April 2, 2011 Leave a comment

October 30, 2009

The Talisman: The Road of Trials #0 (Del Rey Comics)
By Stephen King, Peter Straub, Robin Furth, Tony Shasteen & Massimo Carnevale

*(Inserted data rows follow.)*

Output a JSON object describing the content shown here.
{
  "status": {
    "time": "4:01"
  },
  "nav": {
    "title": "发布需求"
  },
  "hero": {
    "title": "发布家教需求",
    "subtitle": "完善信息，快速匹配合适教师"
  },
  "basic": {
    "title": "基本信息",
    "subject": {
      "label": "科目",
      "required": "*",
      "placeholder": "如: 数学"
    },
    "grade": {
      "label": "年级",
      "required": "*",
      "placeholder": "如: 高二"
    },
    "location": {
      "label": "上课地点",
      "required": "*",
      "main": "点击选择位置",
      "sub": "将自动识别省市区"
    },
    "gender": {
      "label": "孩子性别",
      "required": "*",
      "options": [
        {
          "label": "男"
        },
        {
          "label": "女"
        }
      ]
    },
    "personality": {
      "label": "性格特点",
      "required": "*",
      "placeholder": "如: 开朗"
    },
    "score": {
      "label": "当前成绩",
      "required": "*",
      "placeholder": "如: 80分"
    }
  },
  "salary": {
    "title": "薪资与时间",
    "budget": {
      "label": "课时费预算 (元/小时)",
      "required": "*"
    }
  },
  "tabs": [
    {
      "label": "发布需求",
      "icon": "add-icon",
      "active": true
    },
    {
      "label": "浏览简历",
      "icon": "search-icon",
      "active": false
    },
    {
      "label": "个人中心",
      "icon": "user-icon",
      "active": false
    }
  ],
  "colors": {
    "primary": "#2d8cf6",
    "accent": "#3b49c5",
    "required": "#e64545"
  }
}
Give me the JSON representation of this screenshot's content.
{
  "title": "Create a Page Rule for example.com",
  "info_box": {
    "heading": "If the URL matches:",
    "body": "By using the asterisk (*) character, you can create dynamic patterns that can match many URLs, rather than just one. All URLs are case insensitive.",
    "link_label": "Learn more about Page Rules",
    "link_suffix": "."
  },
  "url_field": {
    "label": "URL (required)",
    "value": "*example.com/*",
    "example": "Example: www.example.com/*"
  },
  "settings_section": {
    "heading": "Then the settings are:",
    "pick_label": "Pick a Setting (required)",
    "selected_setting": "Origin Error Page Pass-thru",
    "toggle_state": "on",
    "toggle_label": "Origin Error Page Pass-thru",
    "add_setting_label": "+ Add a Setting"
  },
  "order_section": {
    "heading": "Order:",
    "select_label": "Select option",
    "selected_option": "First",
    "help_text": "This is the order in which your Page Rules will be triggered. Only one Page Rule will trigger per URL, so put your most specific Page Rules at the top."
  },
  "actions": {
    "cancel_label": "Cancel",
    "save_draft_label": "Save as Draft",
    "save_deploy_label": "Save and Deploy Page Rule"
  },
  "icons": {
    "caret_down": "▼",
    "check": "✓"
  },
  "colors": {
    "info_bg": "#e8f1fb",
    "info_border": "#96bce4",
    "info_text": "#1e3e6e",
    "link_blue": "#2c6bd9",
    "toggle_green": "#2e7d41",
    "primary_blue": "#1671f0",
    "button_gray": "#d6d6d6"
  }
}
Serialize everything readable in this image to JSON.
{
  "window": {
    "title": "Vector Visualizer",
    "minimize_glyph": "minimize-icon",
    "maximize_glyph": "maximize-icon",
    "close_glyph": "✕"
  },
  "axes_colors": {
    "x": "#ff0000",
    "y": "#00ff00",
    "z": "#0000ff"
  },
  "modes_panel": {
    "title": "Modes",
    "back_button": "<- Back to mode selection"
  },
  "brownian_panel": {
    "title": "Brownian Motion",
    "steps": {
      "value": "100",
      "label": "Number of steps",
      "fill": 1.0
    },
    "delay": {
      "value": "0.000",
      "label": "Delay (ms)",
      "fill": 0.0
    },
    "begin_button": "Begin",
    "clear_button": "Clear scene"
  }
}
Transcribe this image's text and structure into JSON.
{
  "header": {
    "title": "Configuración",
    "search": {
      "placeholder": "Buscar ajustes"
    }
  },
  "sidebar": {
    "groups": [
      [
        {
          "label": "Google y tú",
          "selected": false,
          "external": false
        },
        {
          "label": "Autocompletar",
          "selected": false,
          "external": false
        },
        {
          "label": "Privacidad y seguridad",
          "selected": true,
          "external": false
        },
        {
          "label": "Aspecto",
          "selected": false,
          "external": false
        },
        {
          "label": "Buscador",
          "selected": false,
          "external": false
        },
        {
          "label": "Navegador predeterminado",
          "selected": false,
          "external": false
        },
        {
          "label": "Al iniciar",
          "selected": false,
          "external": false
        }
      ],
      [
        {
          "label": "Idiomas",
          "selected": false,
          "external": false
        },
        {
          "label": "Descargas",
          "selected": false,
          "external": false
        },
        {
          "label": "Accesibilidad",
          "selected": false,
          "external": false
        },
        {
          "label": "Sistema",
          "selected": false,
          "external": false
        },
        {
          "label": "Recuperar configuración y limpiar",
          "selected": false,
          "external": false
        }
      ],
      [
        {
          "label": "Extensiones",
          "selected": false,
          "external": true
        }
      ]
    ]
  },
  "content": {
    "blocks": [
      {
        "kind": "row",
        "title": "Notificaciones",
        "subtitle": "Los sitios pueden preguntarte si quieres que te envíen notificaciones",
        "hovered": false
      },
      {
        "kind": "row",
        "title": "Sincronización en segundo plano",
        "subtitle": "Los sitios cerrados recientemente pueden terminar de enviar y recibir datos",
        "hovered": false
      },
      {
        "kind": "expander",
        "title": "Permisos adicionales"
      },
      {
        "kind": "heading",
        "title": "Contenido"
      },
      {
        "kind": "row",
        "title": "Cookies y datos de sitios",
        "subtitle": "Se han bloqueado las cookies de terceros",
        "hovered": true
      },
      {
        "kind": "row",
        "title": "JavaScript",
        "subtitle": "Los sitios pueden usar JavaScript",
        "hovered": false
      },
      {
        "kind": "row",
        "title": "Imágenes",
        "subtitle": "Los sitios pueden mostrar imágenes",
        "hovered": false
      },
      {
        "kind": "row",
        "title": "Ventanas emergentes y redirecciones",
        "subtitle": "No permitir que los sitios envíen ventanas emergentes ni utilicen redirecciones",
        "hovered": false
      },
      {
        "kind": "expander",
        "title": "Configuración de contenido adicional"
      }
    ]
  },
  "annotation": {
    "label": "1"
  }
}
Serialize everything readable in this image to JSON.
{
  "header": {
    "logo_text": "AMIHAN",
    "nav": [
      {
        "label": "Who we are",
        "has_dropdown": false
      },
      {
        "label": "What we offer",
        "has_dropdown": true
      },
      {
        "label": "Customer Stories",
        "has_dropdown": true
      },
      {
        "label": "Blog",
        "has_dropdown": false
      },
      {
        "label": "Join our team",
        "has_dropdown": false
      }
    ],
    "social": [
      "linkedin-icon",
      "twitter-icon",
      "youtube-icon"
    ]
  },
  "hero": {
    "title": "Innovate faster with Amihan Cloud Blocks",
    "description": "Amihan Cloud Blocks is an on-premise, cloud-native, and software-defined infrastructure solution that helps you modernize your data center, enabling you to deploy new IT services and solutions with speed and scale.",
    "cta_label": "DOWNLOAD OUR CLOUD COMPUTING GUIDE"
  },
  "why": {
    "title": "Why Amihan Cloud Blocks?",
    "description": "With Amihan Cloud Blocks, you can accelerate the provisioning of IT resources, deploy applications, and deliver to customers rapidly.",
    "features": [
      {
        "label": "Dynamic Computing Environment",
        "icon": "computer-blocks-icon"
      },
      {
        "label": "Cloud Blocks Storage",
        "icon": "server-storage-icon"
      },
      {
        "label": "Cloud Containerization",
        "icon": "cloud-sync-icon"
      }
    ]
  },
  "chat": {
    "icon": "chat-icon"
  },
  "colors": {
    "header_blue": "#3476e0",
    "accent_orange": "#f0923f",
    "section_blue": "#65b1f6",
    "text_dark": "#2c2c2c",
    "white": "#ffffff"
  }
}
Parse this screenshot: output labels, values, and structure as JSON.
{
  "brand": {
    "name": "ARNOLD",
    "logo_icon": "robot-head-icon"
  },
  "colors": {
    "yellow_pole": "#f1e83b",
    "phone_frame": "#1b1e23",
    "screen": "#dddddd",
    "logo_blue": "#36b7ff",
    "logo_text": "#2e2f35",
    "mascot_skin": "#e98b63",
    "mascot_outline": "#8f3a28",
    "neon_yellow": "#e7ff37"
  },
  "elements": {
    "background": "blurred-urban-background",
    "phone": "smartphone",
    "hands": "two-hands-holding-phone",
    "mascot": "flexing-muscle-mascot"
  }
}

Fabled book publisher Del Rey is getting into the comic book market, and they’re kicking it off with a tie-in to the Stephen King/Peter Straub novel The Talisman. Like King‘s The Dark Tower, this book is a particular favorite among fans of the two authors, so it’s going to be a hard sell to some people. This issue seems to be a prequel of storts, telling a story about the father of the novel’s protagonist, Jack Sawyer, who (like his son) had the power to “flip” between our Earth and a fantasy world where he was a king. As a one-dollar preview, the book isn’t bad. It sets up the characters, although the mechanics of the two worlds aren’t really explained very well. Fans of the novel, of course, will need no explanation, but anyone who happened to stumble into this book otherwise may be confused. The artwork is good — it’s got a nice element of the fantastic to it, even when on the Earth. While this book isn’t a knockout punch, for a buck, it’s not a bad start.
Rating: 7/10